_Task item_. Filter these entries so that only lines with the word "SAMM" remain.

┄┄┄┄┄┄

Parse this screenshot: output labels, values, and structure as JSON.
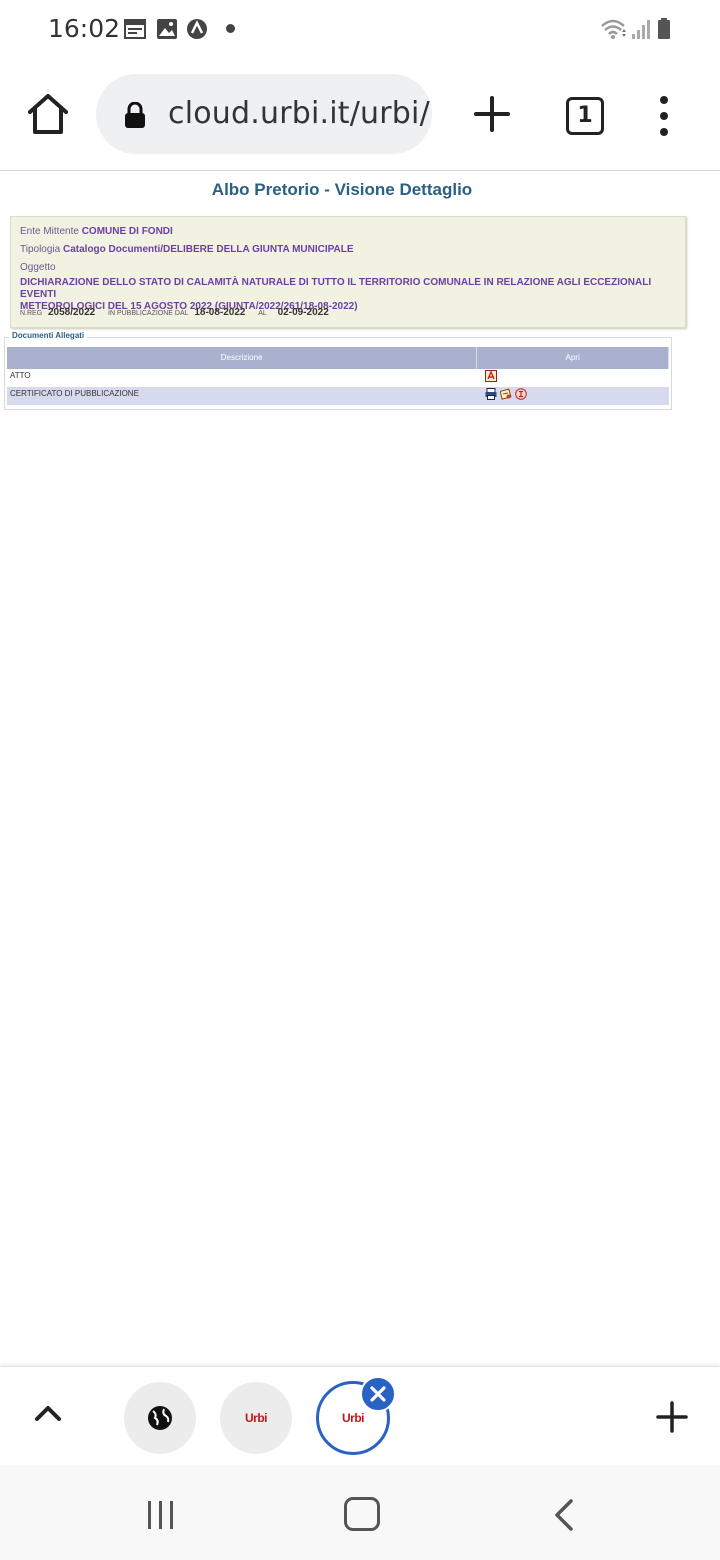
{
  "status_bar": {
    "time": "16:02",
    "icons": [
      "calendar-icon",
      "image-icon",
      "vpn-icon",
      "dot-icon",
      "wifi-icon",
      "signal-icon",
      "battery-icon"
    ]
  },
  "browser": {
    "url": "cloud.urbi.it/urbi/",
    "tab_count": "1",
    "icons": [
      "home-icon",
      "lock-icon",
      "plus-icon",
      "tabs-icon",
      "more-vertical-icon"
    ]
  },
  "page": {
    "title": "Albo Pretorio - Visione Dettaglio",
    "detail": {
      "ente_label": "Ente Mittente",
      "ente_value": "COMUNE DI FONDI",
      "tipologia_label": "Tipologia",
      "tipologia_value": "Catalogo Documenti/DELIBERE DELLA GIUNTA MUNICIPALE",
      "oggetto_label": "Oggetto",
      "oggetto_line1": "DICHIARAZIONE DELLO STATO DI CALAMITÀ NATURALE DI TUTTO IL TERRITORIO COMUNALE IN RELAZIONE AGLI ECCEZIONALI EVENTI",
      "oggetto_line2": "METEOROLOGICI DEL 15 AGOSTO 2022 (GIUNTA/2022/261/18-08-2022)",
      "nreg_label": "N.REG",
      "nreg_value": "2058/2022",
      "pub_label": "IN PUBBLICAZIONE DAL",
      "pub_value": "18-08-2022",
      "al_label": "AL",
      "al_value": "02-09-2022"
    },
    "attachments": {
      "legend": "Documenti Allegati",
      "columns": [
        "Descrizione",
        "Apri"
      ],
      "rows": [
        {
          "description": "ATTO",
          "icons": [
            "pdf-icon"
          ]
        },
        {
          "description": "CERTIFICATO DI PUBBLICAZIONE",
          "icons": [
            "print-icon",
            "certificate-icon",
            "stamp-icon"
          ]
        }
      ]
    }
  },
  "bottom_tabs": {
    "tab1_icon": "globe-icon",
    "tab2_logo": "Urbi",
    "tab3_logo": "Urbi",
    "icons": [
      "chevron-up-icon",
      "close-icon",
      "plus-icon"
    ]
  },
  "nav_bar": {
    "icons": [
      "recent-apps-icon",
      "home-nav-icon",
      "back-icon"
    ]
  },
  "colors": {
    "title": "#2a5f86",
    "value_purple": "#6d3fa6",
    "detail_bg": "#f1f2e2",
    "table_header": "#a9b1cf",
    "table_alt_row": "#d7d9ef",
    "active_tab": "#2a62c4",
    "urbi_red": "#c3151b"
  }
}
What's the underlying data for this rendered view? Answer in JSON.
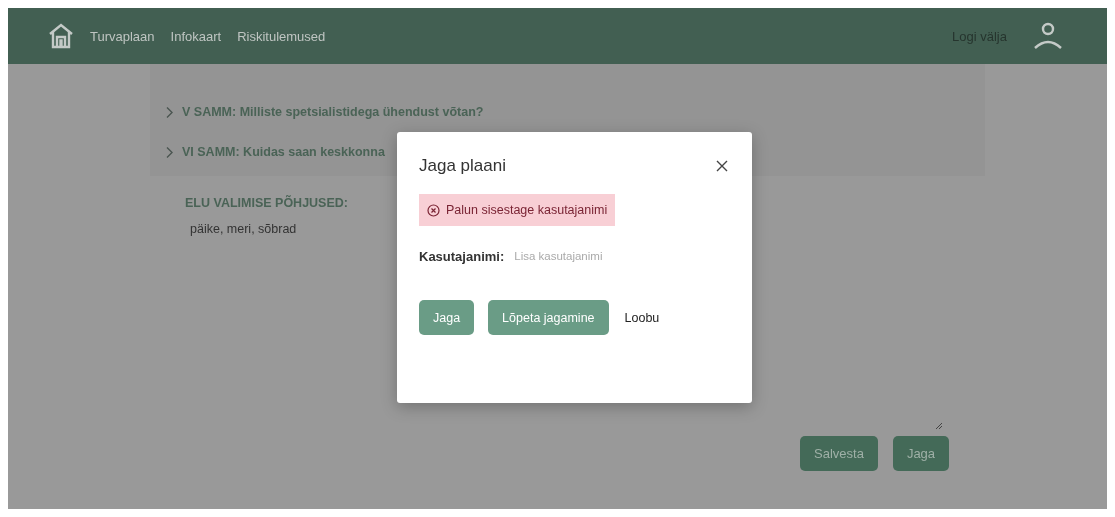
{
  "header": {
    "nav": [
      {
        "label": "Turvaplaan"
      },
      {
        "label": "Infokaart"
      },
      {
        "label": "Riskitulemused"
      }
    ],
    "logout": "Logi välja"
  },
  "steps": [
    {
      "label": "V SAMM: Milliste spetsialistidega ühendust võtan?",
      "expanded": false
    },
    {
      "label": "VI SAMM: Kuidas saan keskkonna",
      "expanded": false
    }
  ],
  "reasons": {
    "heading": "ELU VALIMISE PÕHJUSED:",
    "text": "päike, meri, sõbrad"
  },
  "actions": [
    "Salvesta",
    "Jaga"
  ],
  "modal": {
    "title": "Jaga plaani",
    "error": "Palun sisestage kasutajanimi",
    "field_label": "Kasutajanimi:",
    "placeholder": "Lisa kasutajanimi",
    "buttons": [
      {
        "label": "Jaga",
        "kind": "primary"
      },
      {
        "label": "Lõpeta jagamine",
        "kind": "primary"
      },
      {
        "label": "Loobu",
        "kind": "link"
      }
    ]
  }
}
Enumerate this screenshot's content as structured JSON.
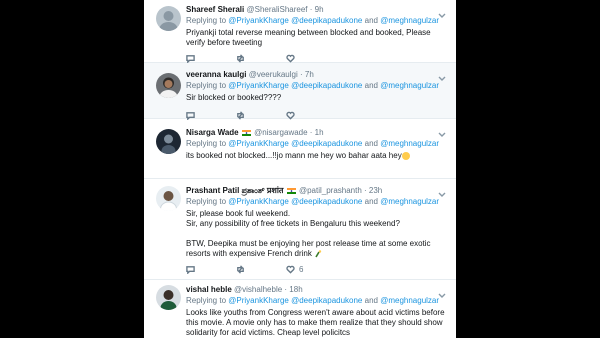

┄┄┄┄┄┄

_Answer below_.
      "label": "V SAMM: Milliste spetsialistidega ühendust võtan?",
      "label": "VI SAMM: Kuidas saan keskkonna",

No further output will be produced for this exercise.